— YOUR TASK —
Copy the records out again in full, keeping them identical.

===== SOURCE DATA =====

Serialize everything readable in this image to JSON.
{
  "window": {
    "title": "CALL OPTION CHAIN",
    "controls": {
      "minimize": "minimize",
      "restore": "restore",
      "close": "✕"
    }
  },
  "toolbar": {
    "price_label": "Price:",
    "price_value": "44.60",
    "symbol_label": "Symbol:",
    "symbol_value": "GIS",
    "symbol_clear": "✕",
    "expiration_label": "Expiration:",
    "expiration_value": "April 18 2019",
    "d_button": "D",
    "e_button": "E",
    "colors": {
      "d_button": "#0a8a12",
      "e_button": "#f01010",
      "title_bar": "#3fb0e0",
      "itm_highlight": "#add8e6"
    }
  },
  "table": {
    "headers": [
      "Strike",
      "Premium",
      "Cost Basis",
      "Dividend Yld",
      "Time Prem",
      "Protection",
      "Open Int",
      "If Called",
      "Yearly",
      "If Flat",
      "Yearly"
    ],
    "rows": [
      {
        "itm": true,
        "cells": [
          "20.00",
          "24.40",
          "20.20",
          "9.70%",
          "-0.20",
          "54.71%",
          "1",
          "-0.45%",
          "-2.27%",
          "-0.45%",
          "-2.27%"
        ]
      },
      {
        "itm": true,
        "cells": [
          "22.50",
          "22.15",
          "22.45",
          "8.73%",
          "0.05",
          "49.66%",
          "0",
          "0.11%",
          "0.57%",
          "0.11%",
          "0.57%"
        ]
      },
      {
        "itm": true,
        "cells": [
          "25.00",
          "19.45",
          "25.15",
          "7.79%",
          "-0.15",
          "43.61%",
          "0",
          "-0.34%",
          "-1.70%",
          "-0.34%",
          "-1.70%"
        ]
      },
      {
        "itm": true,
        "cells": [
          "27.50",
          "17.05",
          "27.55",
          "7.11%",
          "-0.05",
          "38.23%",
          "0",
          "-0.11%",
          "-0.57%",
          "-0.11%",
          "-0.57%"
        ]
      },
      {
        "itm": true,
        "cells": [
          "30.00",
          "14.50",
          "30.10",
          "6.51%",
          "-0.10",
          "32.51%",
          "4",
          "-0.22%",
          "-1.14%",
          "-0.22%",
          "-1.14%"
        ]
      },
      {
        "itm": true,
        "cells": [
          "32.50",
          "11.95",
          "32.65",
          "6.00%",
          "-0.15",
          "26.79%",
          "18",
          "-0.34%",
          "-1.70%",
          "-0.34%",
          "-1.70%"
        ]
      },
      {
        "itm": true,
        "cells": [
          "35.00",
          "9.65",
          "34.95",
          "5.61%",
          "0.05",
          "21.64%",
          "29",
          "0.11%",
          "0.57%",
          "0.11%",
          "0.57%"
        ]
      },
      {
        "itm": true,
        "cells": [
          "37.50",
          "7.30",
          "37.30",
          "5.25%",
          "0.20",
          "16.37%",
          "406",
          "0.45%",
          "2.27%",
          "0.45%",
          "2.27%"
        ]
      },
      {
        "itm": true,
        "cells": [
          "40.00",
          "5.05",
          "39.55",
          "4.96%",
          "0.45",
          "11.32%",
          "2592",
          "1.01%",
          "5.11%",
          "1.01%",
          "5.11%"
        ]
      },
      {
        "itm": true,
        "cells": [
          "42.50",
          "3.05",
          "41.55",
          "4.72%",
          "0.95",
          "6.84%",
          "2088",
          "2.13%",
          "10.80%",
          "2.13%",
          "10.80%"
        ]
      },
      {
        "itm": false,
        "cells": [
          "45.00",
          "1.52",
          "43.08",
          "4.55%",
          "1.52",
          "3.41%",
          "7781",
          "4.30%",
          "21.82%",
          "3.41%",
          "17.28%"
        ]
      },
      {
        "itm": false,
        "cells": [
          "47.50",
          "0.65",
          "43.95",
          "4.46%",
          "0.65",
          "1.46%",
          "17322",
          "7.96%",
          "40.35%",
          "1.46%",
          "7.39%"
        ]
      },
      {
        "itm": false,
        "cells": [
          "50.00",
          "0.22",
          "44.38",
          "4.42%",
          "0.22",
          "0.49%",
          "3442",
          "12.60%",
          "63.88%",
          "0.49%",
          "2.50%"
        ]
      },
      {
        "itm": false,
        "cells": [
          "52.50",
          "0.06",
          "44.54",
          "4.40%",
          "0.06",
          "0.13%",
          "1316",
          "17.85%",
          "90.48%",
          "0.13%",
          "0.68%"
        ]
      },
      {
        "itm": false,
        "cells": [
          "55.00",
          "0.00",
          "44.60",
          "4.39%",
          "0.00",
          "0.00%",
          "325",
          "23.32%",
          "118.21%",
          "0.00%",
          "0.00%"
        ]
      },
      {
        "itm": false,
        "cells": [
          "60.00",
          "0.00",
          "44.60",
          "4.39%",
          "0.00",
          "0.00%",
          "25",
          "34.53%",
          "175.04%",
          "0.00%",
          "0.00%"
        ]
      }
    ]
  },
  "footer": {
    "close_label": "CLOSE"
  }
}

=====

— TASK SOLUTION —
Serialize everything readable in this image to JSON.
{
  "window": {
    "title": "CALL OPTION CHAIN",
    "controls": {
      "minimize": "minimize",
      "restore": "restore",
      "close": "✕"
    }
  },
  "toolbar": {
    "price_label": "Price:",
    "price_value": "44.60",
    "symbol_label": "Symbol:",
    "symbol_value": "GIS",
    "symbol_clear": "✕",
    "expiration_label": "Expiration:",
    "expiration_value": "April 18 2019",
    "d_button": "D",
    "e_button": "E",
    "colors": {
      "d_button": "#0a8a12",
      "e_button": "#f01010",
      "title_bar": "#3fb0e0",
      "itm_highlight": "#add8e6"
    }
  },
  "table": {
    "headers": [
      "Strike",
      "Premium",
      "Cost Basis",
      "Dividend Yld",
      "Time Prem",
      "Protection",
      "Open Int",
      "If Called",
      "Yearly",
      "If Flat",
      "Yearly"
    ],
    "rows": [
      {
        "itm": true,
        "cells": [
          "20.00",
          "24.40",
          "20.20",
          "9.70%",
          "-0.20",
          "54.71%",
          "1",
          "-0.45%",
          "-2.27%",
          "-0.45%",
          "-2.27%"
        ]
      },
      {
        "itm": true,
        "cells": [
          "22.50",
          "22.15",
          "22.45",
          "8.73%",
          "0.05",
          "49.66%",
          "0",
          "0.11%",
          "0.57%",
          "0.11%",
          "0.57%"
        ]
      },
      {
        "itm": true,
        "cells": [
          "25.00",
          "19.45",
          "25.15",
          "7.79%",
          "-0.15",
          "43.61%",
          "0",
          "-0.34%",
          "-1.70%",
          "-0.34%",
          "-1.70%"
        ]
      },
      {
        "itm": true,
        "cells": [
          "27.50",
          "17.05",
          "27.55",
          "7.11%",
          "-0.05",
          "38.23%",
          "0",
          "-0.11%",
          "-0.57%",
          "-0.11%",
          "-0.57%"
        ]
      },
      {
        "itm": true,
        "cells": [
          "30.00",
          "14.50",
          "30.10",
          "6.51%",
          "-0.10",
          "32.51%",
          "4",
          "-0.22%",
          "-1.14%",
          "-0.22%",
          "-1.14%"
        ]
      },
      {
        "itm": true,
        "cells": [
          "32.50",
          "11.95",
          "32.65",
          "6.00%",
          "-0.15",
          "26.79%",
          "18",
          "-0.34%",
          "-1.70%",
          "-0.34%",
          "-1.70%"
        ]
      },
      {
        "itm": true,
        "cells": [
          "35.00",
          "9.65",
          "34.95",
          "5.61%",
          "0.05",
          "21.64%",
          "29",
          "0.11%",
          "0.57%",
          "0.11%",
          "0.57%"
        ]
      },
      {
        "itm": true,
        "cells": [
          "37.50",
          "7.30",
          "37.30",
          "5.25%",
          "0.20",
          "16.37%",
          "406",
          "0.45%",
          "2.27%",
          "0.45%",
          "2.27%"
        ]
      },
      {
        "itm": true,
        "cells": [
          "40.00",
          "5.05",
          "39.55",
          "4.96%",
          "0.45",
          "11.32%",
          "2592",
          "1.01%",
          "5.11%",
          "1.01%",
          "5.11%"
        ]
      },
      {
        "itm": true,
        "cells": [
          "42.50",
          "3.05",
          "41.55",
          "4.72%",
          "0.95",
          "6.84%",
          "2088",
          "2.13%",
          "10.80%",
          "2.13%",
          "10.80%"
        ]
      },
      {
        "itm": false,
        "cells": [
          "45.00",
          "1.52",
          "43.08",
          "4.55%",
          "1.52",
          "3.41%",
          "7781",
          "4.30%",
          "21.82%",
          "3.41%",
          "17.28%"
        ]
      },
      {
        "itm": false,
        "cells": [
          "47.50",
          "0.65",
          "43.95",
          "4.46%",
          "0.65",
          "1.46%",
          "17322",
          "7.96%",
          "40.35%",
          "1.46%",
          "7.39%"
        ]
      },
      {
        "itm": false,
        "cells": [
          "50.00",
          "0.22",
          "44.38",
          "4.42%",
          "0.22",
          "0.49%",
          "3442",
          "12.60%",
          "63.88%",
          "0.49%",
          "2.50%"
        ]
      },
      {
        "itm": false,
        "cells": [
          "52.50",
          "0.06",
          "44.54",
          "4.40%",
          "0.06",
          "0.13%",
          "1316",
          "17.85%",
          "90.48%",
          "0.13%",
          "0.68%"
        ]
      },
      {
        "itm": false,
        "cells": [
          "55.00",
          "0.00",
          "44.60",
          "4.39%",
          "0.00",
          "0.00%",
          "325",
          "23.32%",
          "118.21%",
          "0.00%",
          "0.00%"
        ]
      },
      {
        "itm": false,
        "cells": [
          "60.00",
          "0.00",
          "44.60",
          "4.39%",
          "0.00",
          "0.00%",
          "25",
          "34.53%",
          "175.04%",
          "0.00%",
          "0.00%"
        ]
      }
    ]
  },
  "footer": {
    "close_label": "CLOSE"
  }
}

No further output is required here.